Instructions to follow:
Please filter the data down to the lines that include the word "wave" and copy them.

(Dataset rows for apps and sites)
····················

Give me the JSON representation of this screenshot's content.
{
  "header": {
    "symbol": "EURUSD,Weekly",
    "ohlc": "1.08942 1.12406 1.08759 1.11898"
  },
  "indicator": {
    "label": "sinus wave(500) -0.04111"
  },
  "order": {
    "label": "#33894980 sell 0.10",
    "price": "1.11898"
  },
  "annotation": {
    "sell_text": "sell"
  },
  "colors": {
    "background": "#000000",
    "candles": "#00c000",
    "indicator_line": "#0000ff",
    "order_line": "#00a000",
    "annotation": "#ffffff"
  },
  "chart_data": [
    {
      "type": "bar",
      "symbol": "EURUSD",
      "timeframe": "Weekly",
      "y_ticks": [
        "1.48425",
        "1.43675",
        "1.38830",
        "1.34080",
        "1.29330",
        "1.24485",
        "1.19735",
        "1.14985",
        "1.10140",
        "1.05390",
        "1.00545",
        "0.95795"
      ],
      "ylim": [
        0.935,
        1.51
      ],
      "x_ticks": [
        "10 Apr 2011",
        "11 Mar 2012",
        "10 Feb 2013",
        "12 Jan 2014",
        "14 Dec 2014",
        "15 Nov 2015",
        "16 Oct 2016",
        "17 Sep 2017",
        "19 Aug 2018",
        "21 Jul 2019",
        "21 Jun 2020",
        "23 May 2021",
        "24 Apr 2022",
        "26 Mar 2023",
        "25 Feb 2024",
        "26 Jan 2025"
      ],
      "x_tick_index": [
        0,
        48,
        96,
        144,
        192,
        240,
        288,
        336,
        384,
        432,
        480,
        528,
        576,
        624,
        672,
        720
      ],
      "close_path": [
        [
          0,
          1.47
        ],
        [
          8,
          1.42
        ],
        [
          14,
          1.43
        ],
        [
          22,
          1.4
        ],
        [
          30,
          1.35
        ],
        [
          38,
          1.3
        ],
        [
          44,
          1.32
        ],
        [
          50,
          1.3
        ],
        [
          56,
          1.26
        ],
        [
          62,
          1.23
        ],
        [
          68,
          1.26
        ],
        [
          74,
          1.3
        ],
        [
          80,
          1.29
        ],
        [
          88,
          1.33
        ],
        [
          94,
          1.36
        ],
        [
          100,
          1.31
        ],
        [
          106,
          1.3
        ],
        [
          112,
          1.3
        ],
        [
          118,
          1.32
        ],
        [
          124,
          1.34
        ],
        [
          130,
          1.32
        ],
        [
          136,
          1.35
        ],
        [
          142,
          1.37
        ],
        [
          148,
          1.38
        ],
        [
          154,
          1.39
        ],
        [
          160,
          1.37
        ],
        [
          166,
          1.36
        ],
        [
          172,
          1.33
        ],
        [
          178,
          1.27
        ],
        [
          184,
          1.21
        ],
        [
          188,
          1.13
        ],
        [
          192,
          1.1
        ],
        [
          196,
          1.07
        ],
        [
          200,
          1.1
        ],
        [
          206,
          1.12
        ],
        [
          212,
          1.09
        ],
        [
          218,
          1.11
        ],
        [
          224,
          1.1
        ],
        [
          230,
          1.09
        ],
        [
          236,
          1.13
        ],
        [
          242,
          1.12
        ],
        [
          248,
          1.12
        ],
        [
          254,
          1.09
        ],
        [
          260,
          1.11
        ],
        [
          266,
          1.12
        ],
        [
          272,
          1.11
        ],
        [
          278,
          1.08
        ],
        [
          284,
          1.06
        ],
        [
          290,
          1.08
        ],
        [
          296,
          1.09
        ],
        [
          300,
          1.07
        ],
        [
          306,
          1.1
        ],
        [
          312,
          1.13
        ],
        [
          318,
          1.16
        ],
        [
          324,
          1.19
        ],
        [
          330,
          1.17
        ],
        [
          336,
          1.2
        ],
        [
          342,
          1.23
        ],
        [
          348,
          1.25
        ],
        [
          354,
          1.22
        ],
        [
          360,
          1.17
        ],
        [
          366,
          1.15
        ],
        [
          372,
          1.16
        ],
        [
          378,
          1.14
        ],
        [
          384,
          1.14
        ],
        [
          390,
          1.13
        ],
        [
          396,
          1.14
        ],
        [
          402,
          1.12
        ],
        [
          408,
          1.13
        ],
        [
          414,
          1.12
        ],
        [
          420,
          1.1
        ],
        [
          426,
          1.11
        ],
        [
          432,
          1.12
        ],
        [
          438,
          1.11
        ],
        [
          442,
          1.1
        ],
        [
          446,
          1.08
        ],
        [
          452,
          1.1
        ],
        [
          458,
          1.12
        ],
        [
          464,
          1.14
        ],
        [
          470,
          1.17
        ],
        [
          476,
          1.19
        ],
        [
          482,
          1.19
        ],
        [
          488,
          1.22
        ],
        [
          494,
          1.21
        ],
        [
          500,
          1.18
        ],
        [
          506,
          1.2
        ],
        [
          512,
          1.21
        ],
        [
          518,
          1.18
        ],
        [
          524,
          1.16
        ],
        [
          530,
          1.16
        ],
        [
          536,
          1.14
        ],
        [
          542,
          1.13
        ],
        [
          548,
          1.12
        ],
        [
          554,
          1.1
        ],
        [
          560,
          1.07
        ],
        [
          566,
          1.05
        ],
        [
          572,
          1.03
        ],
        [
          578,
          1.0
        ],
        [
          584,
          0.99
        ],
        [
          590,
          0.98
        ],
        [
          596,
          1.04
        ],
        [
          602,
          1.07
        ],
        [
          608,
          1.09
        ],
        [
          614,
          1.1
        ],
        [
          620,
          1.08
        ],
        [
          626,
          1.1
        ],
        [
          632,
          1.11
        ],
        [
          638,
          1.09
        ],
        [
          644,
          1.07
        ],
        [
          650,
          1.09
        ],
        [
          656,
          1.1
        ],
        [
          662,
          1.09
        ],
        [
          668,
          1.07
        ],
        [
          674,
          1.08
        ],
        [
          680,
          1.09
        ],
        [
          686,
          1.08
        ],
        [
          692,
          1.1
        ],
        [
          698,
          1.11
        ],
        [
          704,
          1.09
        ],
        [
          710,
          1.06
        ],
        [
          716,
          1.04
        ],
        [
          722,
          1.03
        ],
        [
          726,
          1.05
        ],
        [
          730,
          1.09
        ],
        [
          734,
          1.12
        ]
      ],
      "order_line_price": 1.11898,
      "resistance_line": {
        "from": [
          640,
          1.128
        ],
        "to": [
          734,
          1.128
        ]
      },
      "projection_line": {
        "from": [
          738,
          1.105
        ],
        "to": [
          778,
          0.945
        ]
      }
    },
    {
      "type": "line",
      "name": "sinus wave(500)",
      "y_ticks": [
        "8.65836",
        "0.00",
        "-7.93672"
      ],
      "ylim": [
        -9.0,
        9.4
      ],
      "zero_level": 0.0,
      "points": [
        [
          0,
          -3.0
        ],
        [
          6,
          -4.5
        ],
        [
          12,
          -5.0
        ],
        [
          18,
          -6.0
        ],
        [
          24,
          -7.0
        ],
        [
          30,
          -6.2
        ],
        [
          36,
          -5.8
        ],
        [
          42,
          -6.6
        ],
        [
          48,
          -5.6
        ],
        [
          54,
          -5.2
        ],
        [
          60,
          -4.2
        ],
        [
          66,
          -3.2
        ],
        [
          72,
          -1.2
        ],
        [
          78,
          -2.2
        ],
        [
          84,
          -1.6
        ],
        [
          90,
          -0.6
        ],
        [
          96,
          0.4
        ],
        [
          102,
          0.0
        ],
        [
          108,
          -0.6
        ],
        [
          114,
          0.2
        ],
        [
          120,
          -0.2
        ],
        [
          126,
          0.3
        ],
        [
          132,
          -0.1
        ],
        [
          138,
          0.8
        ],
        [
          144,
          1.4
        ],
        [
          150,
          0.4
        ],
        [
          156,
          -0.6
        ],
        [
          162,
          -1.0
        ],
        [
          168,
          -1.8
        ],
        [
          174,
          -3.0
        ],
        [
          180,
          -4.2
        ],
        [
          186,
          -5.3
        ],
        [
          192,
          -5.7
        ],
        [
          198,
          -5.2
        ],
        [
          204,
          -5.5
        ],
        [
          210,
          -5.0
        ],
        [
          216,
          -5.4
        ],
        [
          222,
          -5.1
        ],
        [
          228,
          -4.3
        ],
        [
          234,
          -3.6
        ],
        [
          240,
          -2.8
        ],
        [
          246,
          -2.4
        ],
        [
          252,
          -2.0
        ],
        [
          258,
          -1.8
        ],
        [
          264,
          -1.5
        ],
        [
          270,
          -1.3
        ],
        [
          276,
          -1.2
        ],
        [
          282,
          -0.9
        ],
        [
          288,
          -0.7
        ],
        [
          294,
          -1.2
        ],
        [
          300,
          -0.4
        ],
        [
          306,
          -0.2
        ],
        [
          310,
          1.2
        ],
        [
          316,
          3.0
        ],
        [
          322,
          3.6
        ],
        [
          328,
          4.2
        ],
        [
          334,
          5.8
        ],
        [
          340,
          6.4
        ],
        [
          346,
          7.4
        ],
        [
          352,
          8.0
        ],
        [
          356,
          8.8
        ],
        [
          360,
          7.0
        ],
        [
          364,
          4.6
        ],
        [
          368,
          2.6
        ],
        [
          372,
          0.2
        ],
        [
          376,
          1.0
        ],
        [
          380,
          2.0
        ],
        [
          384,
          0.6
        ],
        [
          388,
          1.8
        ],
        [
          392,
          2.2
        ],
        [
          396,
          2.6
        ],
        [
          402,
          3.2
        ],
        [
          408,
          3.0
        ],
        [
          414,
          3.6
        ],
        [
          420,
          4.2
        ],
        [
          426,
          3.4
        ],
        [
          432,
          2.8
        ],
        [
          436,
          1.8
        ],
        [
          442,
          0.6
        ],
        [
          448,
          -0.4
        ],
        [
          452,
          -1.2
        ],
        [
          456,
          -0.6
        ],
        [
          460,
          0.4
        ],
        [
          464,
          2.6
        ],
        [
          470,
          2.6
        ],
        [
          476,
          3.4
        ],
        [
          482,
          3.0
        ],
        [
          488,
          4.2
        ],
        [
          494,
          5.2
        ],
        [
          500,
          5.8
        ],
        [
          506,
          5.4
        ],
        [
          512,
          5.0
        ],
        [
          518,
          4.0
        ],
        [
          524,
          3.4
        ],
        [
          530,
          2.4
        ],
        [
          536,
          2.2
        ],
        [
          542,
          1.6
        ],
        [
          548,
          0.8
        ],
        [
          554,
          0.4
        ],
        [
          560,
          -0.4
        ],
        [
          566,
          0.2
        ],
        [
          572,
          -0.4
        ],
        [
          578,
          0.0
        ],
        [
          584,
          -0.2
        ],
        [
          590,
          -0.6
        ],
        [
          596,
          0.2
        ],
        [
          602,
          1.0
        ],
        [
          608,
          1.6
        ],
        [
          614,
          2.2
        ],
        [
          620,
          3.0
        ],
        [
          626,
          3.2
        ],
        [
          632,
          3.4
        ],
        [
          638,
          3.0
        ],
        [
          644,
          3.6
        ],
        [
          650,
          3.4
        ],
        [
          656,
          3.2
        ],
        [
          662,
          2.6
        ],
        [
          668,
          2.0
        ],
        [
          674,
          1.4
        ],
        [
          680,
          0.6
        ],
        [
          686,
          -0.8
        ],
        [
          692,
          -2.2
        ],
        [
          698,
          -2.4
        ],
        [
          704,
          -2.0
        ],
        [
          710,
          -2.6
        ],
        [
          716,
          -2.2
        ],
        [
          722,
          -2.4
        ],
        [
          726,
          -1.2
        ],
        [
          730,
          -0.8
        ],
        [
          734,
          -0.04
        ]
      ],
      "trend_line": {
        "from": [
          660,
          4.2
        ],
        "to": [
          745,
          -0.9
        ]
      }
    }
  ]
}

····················

Problem solution:
    "label": "sinus wave(500) -0.04111"
      "name": "sinus wave(500)",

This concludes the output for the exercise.